This “I always win, even when I lose” mentality is endemic to the financial industry at this point, and Wells Fargo is no different. Their implicit guarantee in the form of too big to fail ensures that they will forever privatize the profits and socialize the losses. And we’re supposed to listen to their executives about wise and responsible housing policy?
|By: David Dayen Friday August 3, 2012 5:00 pm|
|By: David Dayen Thursday August 2, 2012 6:00 am|
Adding to its enforcement actions, the Consumer Financial Protection Bureau has taken a California company to court over a loan modification fraud scheme. This is low level, low-hanging fruit, ideal for CFPB enforcement. But we need Treasury and others to go after the big banks and their servicers.

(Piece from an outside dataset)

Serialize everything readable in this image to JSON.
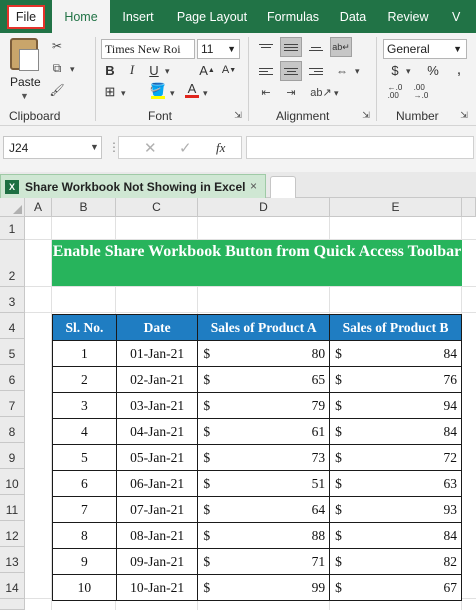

|By: David Dayen Tuesday July 31, 2012 7:55 am|
The Consumer Financial Protection Bureau has a hotline for complaints, as well as a process to lodge complaints at their website. They have begun to release those complaint reports, and here’s a giant surprise: the plurality of the complaints are on mortgage issues.
|By: David Dayen Tuesday July 31, 2012 7:25 am|
FHFA leader Ed DeMarco has indefinitely put on hold the question of whether he will allow Fannie Mae and Freddie Mac to offer principal reductions to delinquent underwater borrowers. He’s actually said nothing about it publicly since April. But Nick Timiraos leaks out the details of a new study that shows the benefits of principal reductions are greater than FHFA first surmised.
|By: David Dayen Tuesday July 17, 2012 11:40 am|
The Federal Housing Finance Agency engaged in a little back-patting yesterday for improved HARP figures, which they say are a direct result of their changes to the system to allow for more underwater borrowers to take advantage of low refinancing rates. The truth is a little murkier.
|By: David Dayen Monday July 16, 2012 9:40 am|
With more claims the housing market has hit bottom, there are growing indications that this is all based on a convenient fiction around artificially reduced supply. A little-noticed item at AOL Real Estate, based on the same industry data banks and analysts use to tout a recovery, introduce us to the scam in “shadow REO” — inventory deliberately held off the market to hide loses and artificially jack up prices.
|By: David Dayen Friday July 6, 2012 11:27 am|
In general, borrowers get something in the mail that looks like a scam letter. It doesn’t specify what they could receive from this government review of their foreclosure. Even the most savvy borrower – if they can be found, since they probably don’t live in the same house that they did before the foreclosure – would be hard-pressed to read it and respond. That’s especially true because this community has been inundated with scams and grifts, and they are at least attuned to that possibility.
|By: David Dayen Monday June 18, 2012 1:00 pm|
The Wall Street Journal gets around to noticing that the latest version of HARP, the Home Affordable Refinance Program, has been manipulated by the leading mortgage servicers to trap their borrowers. And they add a bit of a twist. Because servicers set the fees from closings on refinances, this trapping of their borrowers also happens to be quite lucrative.
|By: Cynthia Kouril Saturday May 26, 2012 1:59 pm|
Ah, so much fraud and conflict of interest packed into such a small package!
|By: David Dayen Thursday May 10, 2012 7:34 am|
It’s rare that I’ll put forward an optimistic post about a mid-level federal agency hire. But that’s what I’m about to do. The Consumer Financial Protection Bureau just hired the man who knows more about MERS – and their deficiencies – than perhaps anyone in the country. University of Utah Law Professor Christopher Peterson will join the bureau.